Sex positivity isn’t inherently an issue. However, I think many so-called sex positives are twisting it into the idea that everyone should be having crazy, wild sex with whomever they want, whenever they want—and if you aren’t, you’re part of the problem. To me, sex positivity should be about embracing everyone’s choices in sex, even if it means they aren’t the same choices you would make. Just because someone’s choice isn’t the same as yours, it doesn’t mean that their choice is an attack on you. At the end of the day, abstinence is a choice. And if sex positivity is about embracing and destigmatizing sexual choices, they might have some work to do.

Riley is a second-year advertising major. She is passionate about entrepreneurship and the world of business, as well as public speaking.

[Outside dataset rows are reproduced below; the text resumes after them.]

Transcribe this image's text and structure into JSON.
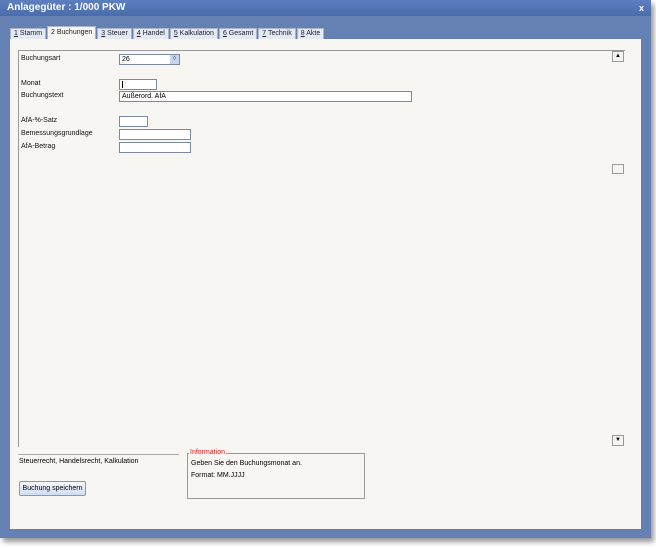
{
  "window": {
    "title": "Anlagegüter : 1/000 PKW",
    "close": "x"
  },
  "tabs": [
    {
      "key": "1",
      "label": " Stamm"
    },
    {
      "key": "",
      "label": "2 Buchungen"
    },
    {
      "key": "3",
      "label": " Steuer"
    },
    {
      "key": "4",
      "label": " Handel"
    },
    {
      "key": "5",
      "label": " Kalkulation"
    },
    {
      "key": "6",
      "label": " Gesamt"
    },
    {
      "key": "7",
      "label": " Technik"
    },
    {
      "key": "8",
      "label": " Akte"
    }
  ],
  "active_tab": "2 Buchungen",
  "form": {
    "buchungsart": {
      "label": "Buchungsart",
      "value": "26"
    },
    "monat": {
      "label": "Monat",
      "value": ""
    },
    "buchungstext": {
      "label": "Buchungstext",
      "value": "Außerord. AfA"
    },
    "afa_satz": {
      "label": "AfA-%-Satz",
      "value": ""
    },
    "bemessung": {
      "label": "Bemessungsgrundlage",
      "value": ""
    },
    "afa_betrag": {
      "label": "AfA-Betrag",
      "value": ""
    }
  },
  "law_scope": "Steuerrecht, Handelsrecht, Kalkulation",
  "save_button": "Buchung speichern",
  "info": {
    "title": "Information",
    "line1": "Geben Sie den Buchungsmonat an.",
    "line2": "Format: MM.JJJJ"
  }
}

In her free time, she can be found at the local race track, volunteering at her church, and watching horror movies.